On 29 October 2013 the Assistant Minister for Immigration and Border Protection released the findings of the Review of the Student Visa Assessment Level report and announced the government’s proposal to simplify the student visa Assessment Level (AL) Framework.
From 22 March 2014 the department has simplified the AL Framework by removing AL4 and AL5. As a result the AL Framework now comprises three assessment levels (AL1 to AL3) with former AL4 countries/sectors reduced to AL3.
The department has also reduced the financial requirement for AL3 student visa applicants from 18 months to 12 months. However, as a result of this change, funds for AL3 applicants are required to be provided by the visa applicant or their close relative.
The AL Framework manages immigration risk in the student visa programme by aligning minimum evidentiary requirements for student visa applications to the immigration risk posed by applicants from a particular country applying for a particular student visa subclass.
When someone applies for a student visa, a legislative instrument specifies which AL applies based on the applicant’s passport country and their main course of study.
The Migration Regulations 1994 then prescribe what level of English language proficiency, financial requirements and previous study the applicant must provide based on their AL.
From 22 March 2014 assessment levels range from AL1 to AL3. AL1 represents the lowest immigration risk and AL3 represents the highest immigration risk. ALs determine the level of evidentiary requirements, related to factors such as financial capacity and English language ability, that an applicant must provide to be granted a student visa. The higher the AL, the greater are the evidentiary requirements that apply.

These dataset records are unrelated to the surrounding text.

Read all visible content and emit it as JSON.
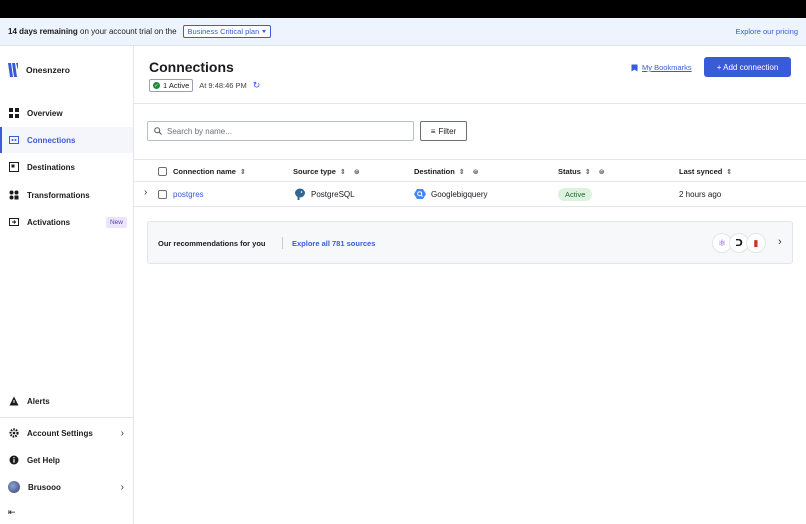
{
  "trial": {
    "days_remaining": "14 days remaining",
    "rest": " on your account trial on the",
    "plan": "Business Critical plan",
    "pricing_link": "Explore our pricing"
  },
  "sidebar": {
    "workspace": "Onesnzero",
    "items": [
      {
        "label": "Overview",
        "icon": "overview-grid-icon"
      },
      {
        "label": "Connections",
        "icon": "connections-icon"
      },
      {
        "label": "Destinations",
        "icon": "destinations-icon"
      },
      {
        "label": "Transformations",
        "icon": "transformations-icon"
      },
      {
        "label": "Activations",
        "icon": "activations-icon",
        "badge": "New"
      }
    ],
    "bottom": {
      "alerts": "Alerts",
      "account_settings": "Account Settings",
      "get_help": "Get Help",
      "user": "Brusooo"
    }
  },
  "main": {
    "title": "Connections",
    "active_pill": "1 Active",
    "at_time": "At 9:48:46 PM",
    "bookmarks": "My Bookmarks",
    "add_button": "+ Add connection",
    "search_placeholder": "Search by name...",
    "filter": "Filter",
    "columns": [
      "Connection name",
      "Source type",
      "Destination",
      "Status",
      "Last synced"
    ],
    "row": {
      "name": "postgres",
      "source_type": "PostgreSQL",
      "destination": "Googlebigquery",
      "status": "Active",
      "last_synced": "2 hours ago"
    },
    "reco": {
      "title": "Our recommendations for you",
      "link": "Explore all 781 sources"
    }
  },
  "colors": {
    "accent": "#3a5bd8",
    "status_active_bg": "#dcf2df",
    "badge_new_bg": "#ece4fb"
  }
}
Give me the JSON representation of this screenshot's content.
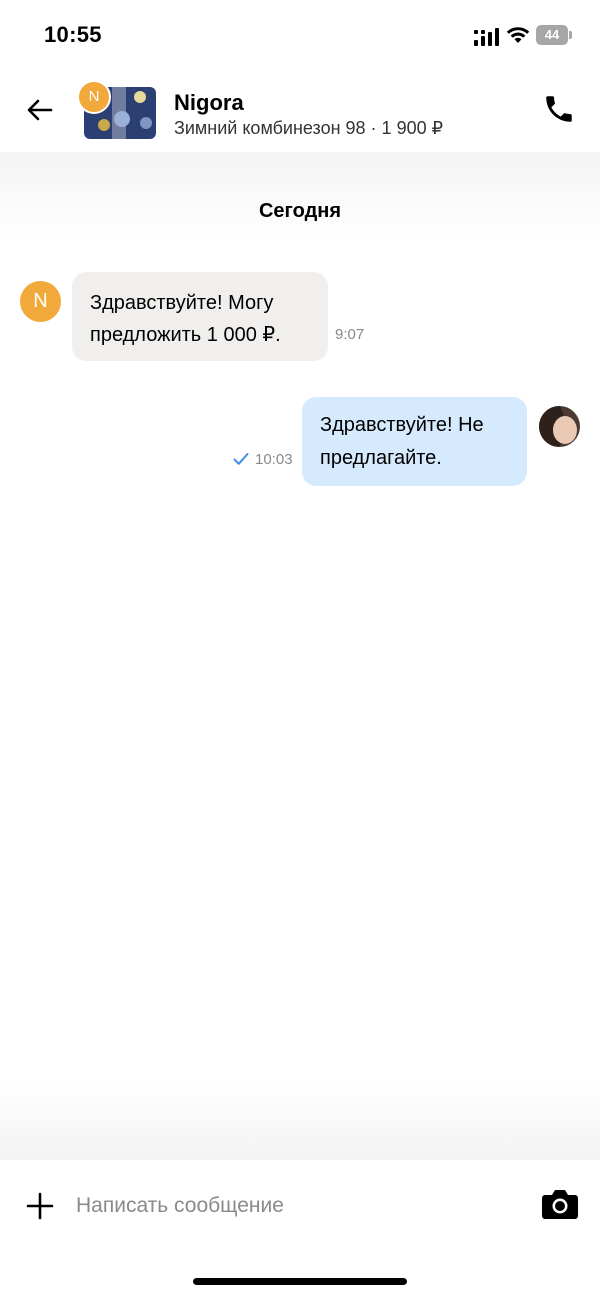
{
  "status_bar": {
    "time": "10:55",
    "battery_level": "44"
  },
  "header": {
    "seller_initial": "N",
    "seller_name": "Nigora",
    "item_subtitle": "Зимний комбинезон 98 · 1 900 ₽",
    "back_icon": "arrow-left-icon",
    "call_icon": "phone-icon"
  },
  "chat": {
    "date_divider": "Сегодня",
    "messages": [
      {
        "direction": "incoming",
        "sender_initial": "N",
        "line1": "Здравствуйте! Могу",
        "line2": "предложить 1 000 ₽.",
        "time": "9:07"
      },
      {
        "direction": "outgoing",
        "line1": "Здравствуйте! Не",
        "line2": "предлагайте.",
        "time": "10:03",
        "status": "read"
      }
    ]
  },
  "composer": {
    "placeholder": "Написать сообщение",
    "value": "",
    "attach_icon": "plus-icon",
    "camera_icon": "camera-icon"
  },
  "colors": {
    "incoming_bubble": "#f0efed",
    "outgoing_bubble": "#d6eafd",
    "avatar_orange": "#f2a93b",
    "check_blue": "#3d8ee6"
  }
}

The review considered how the student visa risk management framework could be reformed to achieve enhanced integrity in the student visa programme while at the same time facilitating the competitiveness of Australia’s international sector. Consideration of how the student visa risk management framework could be informed by a provider-based risk approach was a key issue for the review.
The review also examined whether the student visa risk framework was appropriately responsive to differences within countries and between education providers, what eligibility thresholds should apply, and how the framework will be reviewed to ensure future immigration risks are identified and managed.
The review found that overall the AL Framework was working well, however it made eight recommendations to update the AL Framework so that it continues to facilitate the visa process for genuine international students while maintaining the integrity of the student visa programme.
Key recommendations include:
- the extension of streamlined visa processing to low immigration risk providers (recommendation 1)
- simplifying the AL Framework to three ALs with the removal of AL4 and AL5 (recommendation 3)
- the reduction in financial requirements for AL3 applicants (recommendation 4)
The remaining recommendations largely relate to the process of assigning and reviewing ALs.
A copy of the review of the Assessment Level Framework report (764 kB pdf) can be found on the department’s website.
At the time of the Review no countries had been assigned as AL5. The removal of AL4 results in all students who were formerly subject to AL4 instead being assessed as AL3.
Former AL4 visa applicants benefit from this change as there is a reduction in the level of evidence of English language proficiency, financial capacity and previous study that they need to provide to the department for the grant of their visa.
For example, international students seeking a Schools sector (subclass 571) visa from countries that were previously AL4 are now able to enrol in Australian schools from Year 7 instead of from Year 10. This provides a substantial benefit for both students and schools.
Prior to 22 March 2014 an AL3 student visa applicant was required to provide evidence of funds from an acceptable source to pay for their expenses for the first 18 months of their stay in Australia.
The department has now reduced the evidence of finances required for AL3 students from 18 months to 12 months.
However, as a result of this change, funds for AL3 applicants now need to be provided by the student visa applicant or their close relative.
The department’s reduction to the financial requirement for AL3 student visa applicants brings the overall financial requirements for an Australian student visa in line with key competitor countries, enabling education providers to more effectively compete internationally based on the quality of their education.
This reduction to the financial requirement for AL3 student visa applicants is made possible by the existence of the genuine temporary entrant (GTE) requirement which provides an additional integrity safeguard that was not in place when the AL Framework was initially established.
The review did not recommend any changes to arrangements for AL1 and AL2 applicants.
The GTE requirement, which was introduced in November 2011, provides a safeguard to ensure that only genuine applicants are granted a student visa.
The GTE requirement considers whether the holistic individual circumstances of an applicant indicate that their intention is for a temporary stay in Australia. Assessment of the GTE requirement takes into account a number of factors relating to an applicant such as their immigration history, circumstances that may encourage the applicant to return to their home country and circumstances that might encourage them to remain in Australia.
The department’s changes to simplify the AL Framework only affect new student visa applications made after 22 March 2014.